Adele and the Margaret Thatcher Effect

Adele's face is the latest victim of a viral illustration of perceptual illusions. During the past week, an image of Adele’s upside down-face has gone viral on the internet, with instructions that read “turn your phone upside down” or “look at the image upside down.” If you haven’t done the experiment yourself, it looks something like this. Both images are the same, but the message of the image is drastically different. In the left picture, Adele’s expression appears soft and gentle (alike the original image). However the right image looks somewhat angered and frightening. They are the same image though, so how is the orientation affecting the way we process this image?

In 1980, psychologist Peter Thompson wanted to learn more about how the human mind processed faces [1]. Psychologists before had noted how emotion was more difficult to read on faces when they were upside down, and that the eyes and mouth were the two features of the face that we use the most for emotional processing . Thus, Thompson flipped an image of Margaret Thatcher’s face, and flipped her eyes and mouth. What has since followed has been dubbed the "Thatcher" effect.

               Original Figure from Thompson (1980)

               Original Figure from Thompson (1980)


The Thatcher effect is characterized by an upside-down face looking quite normal, and then when viewed upside down, looks like some frankensteined version of an undead WOW character. In the case of Adele’s example, the two images are identical. So why doesn’t our brain realize that Adele’s face is terrifying before we go for the phone flip? It would have been nice to have some warning, don’t you think?

Our brains are masters at human face perception.

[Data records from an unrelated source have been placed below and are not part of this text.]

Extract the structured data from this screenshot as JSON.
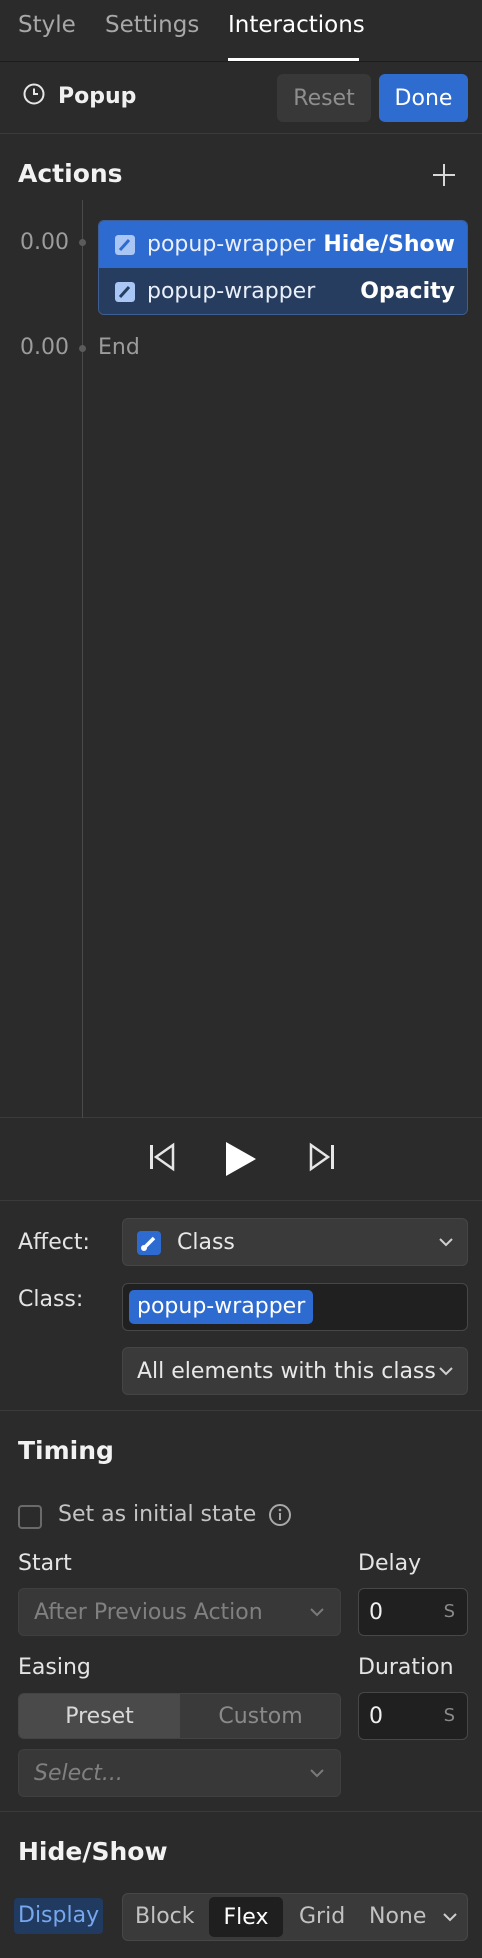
{
  "tabs": [
    {
      "label": "Style"
    },
    {
      "label": "Settings"
    },
    {
      "label": "Interactions"
    }
  ],
  "header": {
    "title": "Popup",
    "reset_label": "Reset",
    "done_label": "Done",
    "icon": "clock-icon"
  },
  "actions": {
    "title": "Actions",
    "start_time": "0.00",
    "end_time": "0.00",
    "end_label": "End",
    "items": [
      {
        "target": "popup-wrapper",
        "type": "Hide/Show",
        "selected": true
      },
      {
        "target": "popup-wrapper",
        "type": "Opacity",
        "selected": false
      }
    ]
  },
  "affect": {
    "label": "Affect:",
    "value": "Class",
    "class_label": "Class:",
    "class_chip": "popup-wrapper",
    "scope_value": "All elements with this class"
  },
  "timing": {
    "title": "Timing",
    "initial_state_label": "Set as initial state",
    "start_label": "Start",
    "start_value": "After Previous Action",
    "delay_label": "Delay",
    "delay_value": "0",
    "delay_unit": "S",
    "easing_label": "Easing",
    "easing_preset": "Preset",
    "easing_custom": "Custom",
    "easing_placeholder": "Select...",
    "duration_label": "Duration",
    "duration_value": "0",
    "duration_unit": "S"
  },
  "hideshow": {
    "title": "Hide/Show",
    "display_label": "Display",
    "options": [
      "Block",
      "Flex",
      "Grid",
      "None"
    ],
    "selected": "Flex"
  },
  "colors": {
    "accent": "#2e6bd0",
    "background": "#2b2b2b"
  }
}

In fact, we have an entire brain network comprised over 25 individual brain regions that help us to process human faces [2]. Researchers believe that part of this processing lies within a somewhat continuous search of patterns and ratios that make up the human face (two symmetrical circles for eyes a little bit apart, a dark brow-looking line right above those circles, etc.). This pattern recognition is so persistent that it can even lead to things like Pareidolia, where humans recognize faces in everyday objects like tacos or grill-cheese sandwiches [3].

More pertinent to the examples of Adele's upside-down face, our brain has been thought to process faces at a more holistic level, processing the entire face rather than each feature of the face individually [4]. This allows us to instantly recognize a face and interpret specific things about it (angry face, sad face). But when that face is turned upside down, this process changes.

Humans (and even monkeys) are inherently worse at reading upside-down faces compared to faces that are right-side up [5]. This is likely because the change in directionality disrupts the patterns and ratios that make up any human face— a pattern we rely on to interpret faces. Further, our ability to process the face as a whole when we look at an upside-down face suffers, so we start to process individual features of the face more [6].

In the case of upside-down Adele, our brains switch from holistic to more individualistic processing. She looks fine this way because the ratio of her face is generally still the same, and her eyes are right-side up-- the way we are used to seeing them! Same goes for the mouth, it is the same direction we are used to and our brain doesn’t think to tell us that a right-side up pair of eyes is wrong on an upside-down face. However when the image is flipped right-side up, our brains are now processing that face holistically again and we instantly recognize that everything is wrong and slightly terrifying.

Our brain has been tricked by this illusion, but it illustrates a pretty unique feature of the way we process human faces.

=) Pretty cool stuff.


[1] Thompson, P. (1980). Margaret Thatcher: a new illusion. Perception, 38, (6). 483-484.

[2] Zhen, Z., Fang, H., & Liu, J. (2013). The Hierarchical Brain Network for Face Recognition. Plos One, 8, 3. DOI: 10.1371/journal.pone.0059886

[3] Pareidolia: Why we see faces in hills, the Moon and toasties - BBC News. (2013, May 31). Retrieved March 07, 2016, from

[4] Richler, J. J., Cheung, O. S., & Gauthier, I. (2011). Holistic Processing Predicts Face Recognition. Psychological Science22(4), 464–471.

[5] Adachi, I., Chou, D. P., & Hampton, R. R. (2009). Thatcher effect in monkeys demonstrates conservation of face perception across primates. Current Biology: CB19(15), 1270–1273.

[6] C. (2006, September 23). Cool Visual Illusions: The Margaret Thatcher Illusion. Retrieved March 06, 2016, from